#### TASK DIRECTIONS
Copy each line below that contains "TREINAMENTO".

#### RECORD EXCERPTS
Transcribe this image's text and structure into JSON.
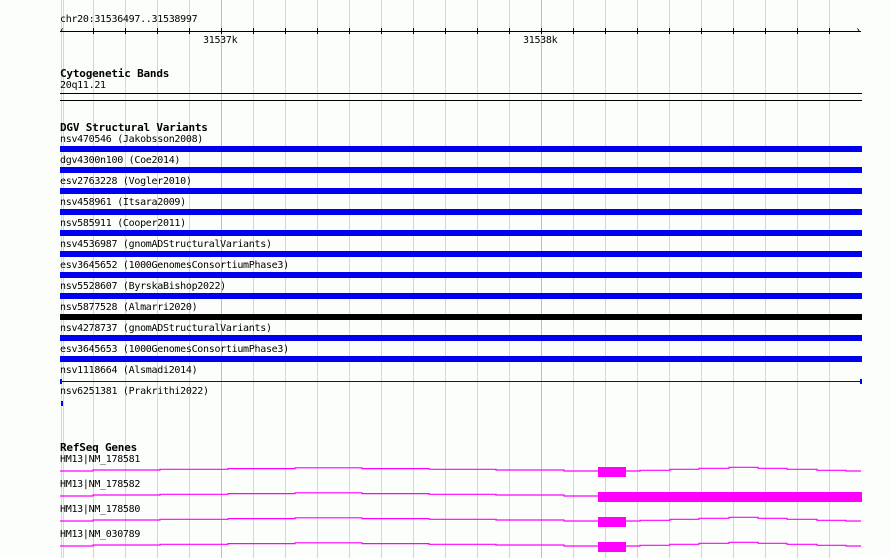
{
  "ruler": {
    "location": "chr20:31536497..31538997",
    "major_ticks": [
      "31537k",
      "31538k"
    ]
  },
  "cytobands": {
    "title": "Cytogenetic Bands",
    "band": "20q11.21"
  },
  "dgv": {
    "title": "DGV Structural Variants",
    "items": [
      {
        "label": "nsv470546 (Jakobsson2008)",
        "color": "#0000ee",
        "style": "bar"
      },
      {
        "label": "dgv4300n100 (Coe2014)",
        "color": "#0000ee",
        "style": "bar"
      },
      {
        "label": "esv2763228 (Vogler2010)",
        "color": "#0000ee",
        "style": "bar"
      },
      {
        "label": "nsv458961 (Itsara2009)",
        "color": "#0000ee",
        "style": "bar"
      },
      {
        "label": "nsv585911 (Cooper2011)",
        "color": "#0000ee",
        "style": "bar"
      },
      {
        "label": "nsv4536987 (gnomADStructuralVariants)",
        "color": "#0000ee",
        "style": "bar"
      },
      {
        "label": "esv3645652 (1000GenomesConsortiumPhase3)",
        "color": "#0000ee",
        "style": "bar"
      },
      {
        "label": "nsv5528607 (ByrskaBishop2022)",
        "color": "#0000ee",
        "style": "bar"
      },
      {
        "label": "nsv5877528 (Almarri2020)",
        "color": "#000000",
        "style": "bar"
      },
      {
        "label": "nsv4278737 (gnomADStructuralVariants)",
        "color": "#0000ee",
        "style": "bar"
      },
      {
        "label": "esv3645653 (1000GenomesConsortiumPhase3)",
        "color": "#0000ee",
        "style": "bar"
      },
      {
        "label": "nsv1118664 (Alsmadi2014)",
        "color": "#0000ee",
        "style": "line"
      },
      {
        "label": "nsv6251381 (Prakrithi2022)",
        "color": "#0000ee",
        "style": "tick"
      }
    ]
  },
  "refseq": {
    "title": "RefSeq Genes",
    "color": "#ff00ff",
    "genes": [
      {
        "label": "HM13|NM_178581",
        "exon": "short"
      },
      {
        "label": "HM13|NM_178582",
        "exon": "long"
      },
      {
        "label": "HM13|NM_178580",
        "exon": "short"
      },
      {
        "label": "HM13|NM_030789",
        "exon": "short"
      }
    ]
  }
}
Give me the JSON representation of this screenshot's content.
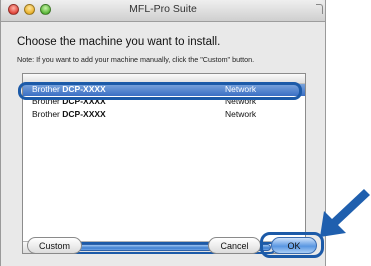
{
  "window": {
    "title": "MFL-Pro Suite"
  },
  "dialog": {
    "heading": "Choose the machine you want to install.",
    "note": "Note: If you want to add your machine manually, click the \"Custom\" button."
  },
  "list": {
    "columns": [
      "",
      ""
    ],
    "rows": [
      {
        "prefix": "Brother ",
        "model": "DCP-XXXX",
        "type": "Network",
        "selected": true
      },
      {
        "prefix": "Brother ",
        "model": "DCP-XXXX",
        "type": "Network",
        "selected": false
      },
      {
        "prefix": "Brother ",
        "model": "DCP-XXXX",
        "type": "Network",
        "selected": false
      }
    ],
    "scroll_left_icon": "◂",
    "scroll_right_icon": "▸"
  },
  "buttons": {
    "custom": "Custom",
    "cancel": "Cancel",
    "ok": "OK"
  },
  "colors": {
    "highlight": "#1c5aa8",
    "arrow": "#1f5fae",
    "selection": "#3b6fc4"
  },
  "icons": {
    "arrow": "pointer-arrow-icon"
  }
}
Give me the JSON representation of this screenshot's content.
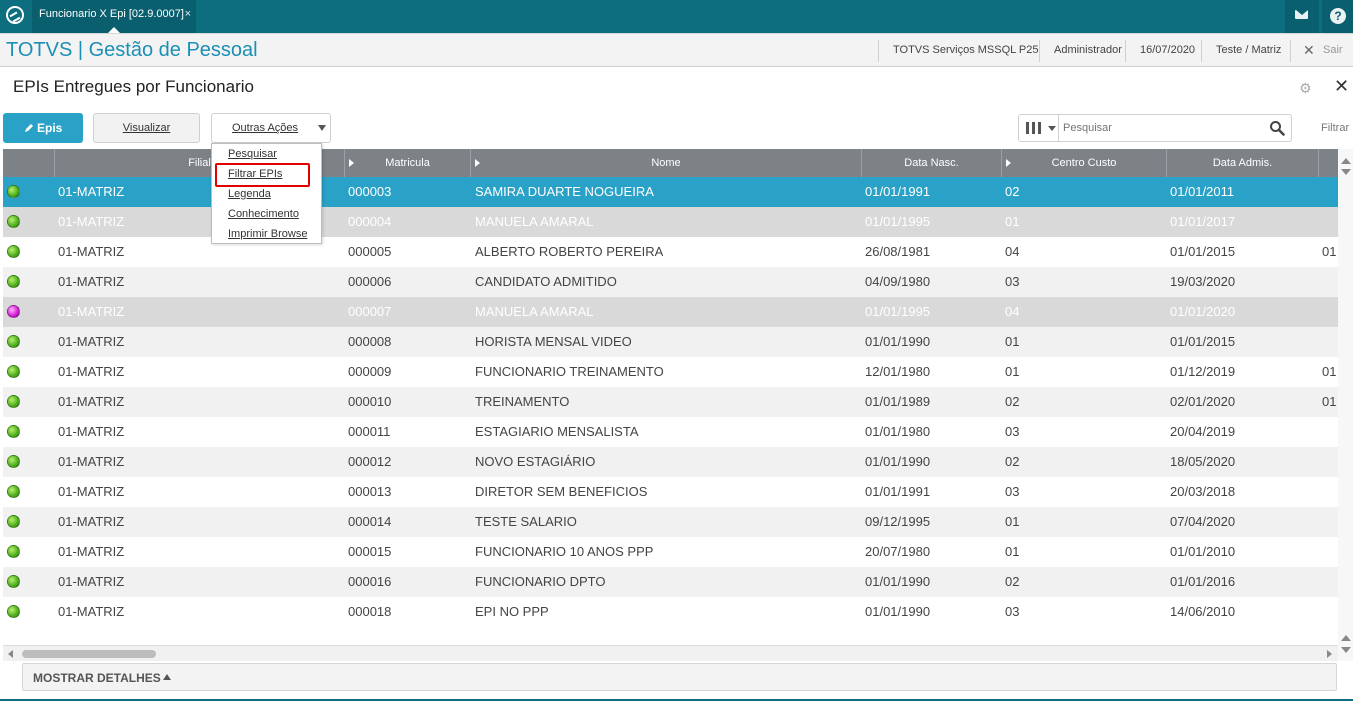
{
  "topbar": {
    "tab_title": "Funcionario X Epi [02.9.0007]",
    "tab_close": "×",
    "icons": [
      "logo-icon",
      "mail-icon",
      "help-icon"
    ],
    "help_glyph": "?"
  },
  "header": {
    "app_title": "TOTVS | Gestão de Pessoal",
    "environment": "TOTVS Serviços MSSQL P25",
    "user": "Administrador",
    "date": "16/07/2020",
    "company": "Teste / Matriz",
    "logout_label": "Sair",
    "logout_glyph": "✕"
  },
  "page": {
    "title": "EPIs Entregues por Funcionario",
    "settings_glyph": "⚙",
    "close_glyph": "✕"
  },
  "toolbar": {
    "epis_label": "Epis",
    "visualizar_label": "Visualizar",
    "outras_label": "Outras Ações",
    "search_placeholder": "Pesquisar",
    "filter_label": "Filtrar"
  },
  "menu": {
    "items": [
      "Pesquisar",
      "Filtrar EPIs",
      "Legenda",
      "Conhecimento",
      "Imprimir Browse"
    ],
    "highlighted": "Filtrar EPIs"
  },
  "grid": {
    "columns": [
      "Filial",
      "Matricula",
      "Nome",
      "Data Nasc.",
      "Centro Custo",
      "Data Admis."
    ],
    "rows": [
      {
        "status": "green",
        "filial": "01-MATRIZ",
        "matricula": "000003",
        "nome": "SAMIRA DUARTE NOGUEIRA",
        "nasc": "01/01/1991",
        "cc": "02",
        "admis": "01/01/2011",
        "extra": ""
      },
      {
        "status": "green",
        "filial": "01-MATRIZ",
        "matricula": "000004",
        "nome": "MANUELA AMARAL",
        "nasc": "01/01/1995",
        "cc": "01",
        "admis": "01/01/2017",
        "extra": ""
      },
      {
        "status": "green",
        "filial": "01-MATRIZ",
        "matricula": "000005",
        "nome": "ALBERTO ROBERTO PEREIRA",
        "nasc": "26/08/1981",
        "cc": "04",
        "admis": "01/01/2015",
        "extra": "01"
      },
      {
        "status": "green",
        "filial": "01-MATRIZ",
        "matricula": "000006",
        "nome": "CANDIDATO ADMITIDO",
        "nasc": "04/09/1980",
        "cc": "03",
        "admis": "19/03/2020",
        "extra": ""
      },
      {
        "status": "magenta",
        "filial": "01-MATRIZ",
        "matricula": "000007",
        "nome": "MANUELA AMARAL",
        "nasc": "01/01/1995",
        "cc": "04",
        "admis": "01/01/2020",
        "extra": ""
      },
      {
        "status": "green",
        "filial": "01-MATRIZ",
        "matricula": "000008",
        "nome": "HORISTA MENSAL VIDEO",
        "nasc": "01/01/1990",
        "cc": "01",
        "admis": "01/01/2015",
        "extra": ""
      },
      {
        "status": "green",
        "filial": "01-MATRIZ",
        "matricula": "000009",
        "nome": "FUNCIONARIO TREINAMENTO",
        "nasc": "12/01/1980",
        "cc": "01",
        "admis": "01/12/2019",
        "extra": "01"
      },
      {
        "status": "green",
        "filial": "01-MATRIZ",
        "matricula": "000010",
        "nome": "TREINAMENTO",
        "nasc": "01/01/1989",
        "cc": "02",
        "admis": "02/01/2020",
        "extra": "01"
      },
      {
        "status": "green",
        "filial": "01-MATRIZ",
        "matricula": "000011",
        "nome": "ESTAGIARIO MENSALISTA",
        "nasc": "01/01/1980",
        "cc": "03",
        "admis": "20/04/2019",
        "extra": ""
      },
      {
        "status": "green",
        "filial": "01-MATRIZ",
        "matricula": "000012",
        "nome": "NOVO ESTAGIÁRIO",
        "nasc": "01/01/1990",
        "cc": "02",
        "admis": "18/05/2020",
        "extra": ""
      },
      {
        "status": "green",
        "filial": "01-MATRIZ",
        "matricula": "000013",
        "nome": "DIRETOR SEM BENEFICIOS",
        "nasc": "01/01/1991",
        "cc": "03",
        "admis": "20/03/2018",
        "extra": ""
      },
      {
        "status": "green",
        "filial": "01-MATRIZ",
        "matricula": "000014",
        "nome": "TESTE SALARIO",
        "nasc": "09/12/1995",
        "cc": "01",
        "admis": "07/04/2020",
        "extra": ""
      },
      {
        "status": "green",
        "filial": "01-MATRIZ",
        "matricula": "000015",
        "nome": "FUNCIONARIO 10 ANOS PPP",
        "nasc": "20/07/1980",
        "cc": "01",
        "admis": "01/01/2010",
        "extra": ""
      },
      {
        "status": "green",
        "filial": "01-MATRIZ",
        "matricula": "000016",
        "nome": "FUNCIONARIO DPTO",
        "nasc": "01/01/1990",
        "cc": "02",
        "admis": "01/01/2016",
        "extra": ""
      },
      {
        "status": "green",
        "filial": "01-MATRIZ",
        "matricula": "000018",
        "nome": "EPI NO PPP",
        "nasc": "01/01/1990",
        "cc": "03",
        "admis": "14/06/2010",
        "extra": ""
      }
    ],
    "selected_index": 0,
    "dim_indices": [
      1,
      4
    ]
  },
  "details": {
    "label": "MOSTRAR DETALHES"
  },
  "colors": {
    "topbar": "#0c6e7f",
    "accent": "#2aa1c6",
    "title_blue": "#1b8fb4",
    "header_gray": "#7d8287",
    "highlight_red": "#e00000"
  }
}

#### RESULT FOR THIS TASK
        "nome": "FUNCIONARIO TREINAMENTO",
        "nome": "TREINAMENTO",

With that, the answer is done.